Analysis of the current state of research
The lack of research specifically addressing IB in RE would seem to suggest that such research is not of interest, of use, or well-received by researchers or practitioners in LIS or software development. As evidenced by Cheng and Atlee's (2007) review, the majority of research published in RE is focused on incremental improvements to established practices, not paradigm-shifting ideas. RE is still a relatively young field, having formed from the only slightly older field of software engineering. As such, it may be that the RE field is too young to be ready to shift – it may still be trying to establish an initial paradigm. Akkermans & Gordij (2006) question whether existing research merits the description “scientific,” given the manner in which it is currently undertaken.
The popularity of instructional, rather than self-reflective, monographs on RE practice further suggests that RE practitioners are interested in reading about what to do, not about principles underlying what they do. Then again, many Requirements Engineers may simply not recognize the value of research and research findings to their day-to-day work. As one RE messageboard respondent stated when commenting on academic information sources, “The majority of what I've seen is: 1) steeped in academic-speak to the point they are essentially unreadable, 2) aimed specifically at other academics and not real-world practitioners, and 3) don't use a lot of examples that I could apply to work I do” (Seilevel, 2007b). Additionally, the work required to achieve an understanding of IB concepts is likely to be more than most Requirements Engineers are willing to undertake, especially if “they perceive that their world is working without it” (Pettigrew, Fidel, & Bruce, 2001, p. 55).

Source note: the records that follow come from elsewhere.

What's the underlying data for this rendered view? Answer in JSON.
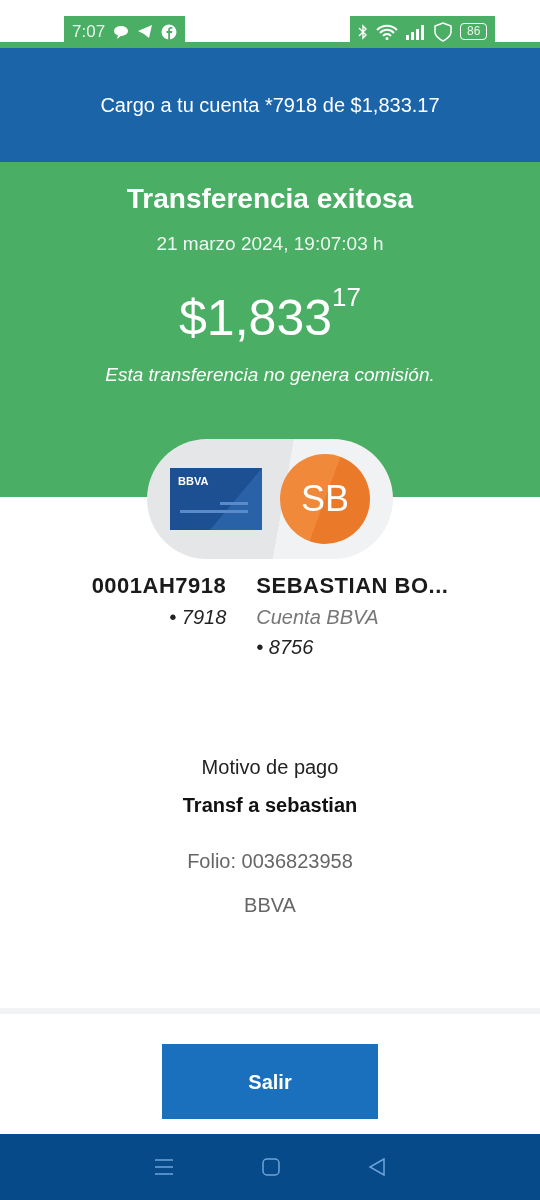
{
  "status_bar": {
    "time": "7:07",
    "battery": "86"
  },
  "header": {
    "title": "Cargo a tu cuenta *7918 de $1,833.17"
  },
  "result": {
    "title": "Transferencia exitosa",
    "date": "21 marzo 2024, 19:07:03 h",
    "amount": "$1,833",
    "cents": "17",
    "note": "Esta transferencia no genera comisión."
  },
  "card_logo": "BBVA",
  "recipient_initials": "SB",
  "origin": {
    "name": "0001AH7918",
    "account": "• 7918"
  },
  "destination": {
    "name": "SEBASTIAN BO...",
    "bank": "Cuenta BBVA",
    "account": "• 8756"
  },
  "details": [
    {
      "kind": "label",
      "text": "Motivo de pago"
    },
    {
      "kind": "value",
      "text": "Transf a sebastian"
    },
    {
      "kind": "muted",
      "text": "Folio: 0036823958"
    },
    {
      "kind": "muted",
      "text": "BBVA"
    }
  ],
  "button": "Salir"
}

Although research on IB in RE may be sporadic, research on IB certainly is happening within the LIS community, and research on RE is happening within the software engineering community. Even though the two research domains contain similar terminology and provide fertile ground for inquiry, very little crossover is taking place (see Davidson, 2002). Such isolation of research activities constitutes missed opportunities for IB research, RE research, and RE practice. RE's specific focus on the creation, collection, dissemination and management of information within a social context provides a number of opportunities for the investigation of IB theories, from the more cognitivist to the postmodern. IB's wide range of theoretical viewpoints provide RE research with multiple hermeneutics for the investigation of RE practice and theory. Finally, the principles of IB theory offer RE practitioners valuable insights into their own patterns of behavior, their working contexts, and the mangle of practice in which their work creates and is shaped by information and IB (Pickering, 1995).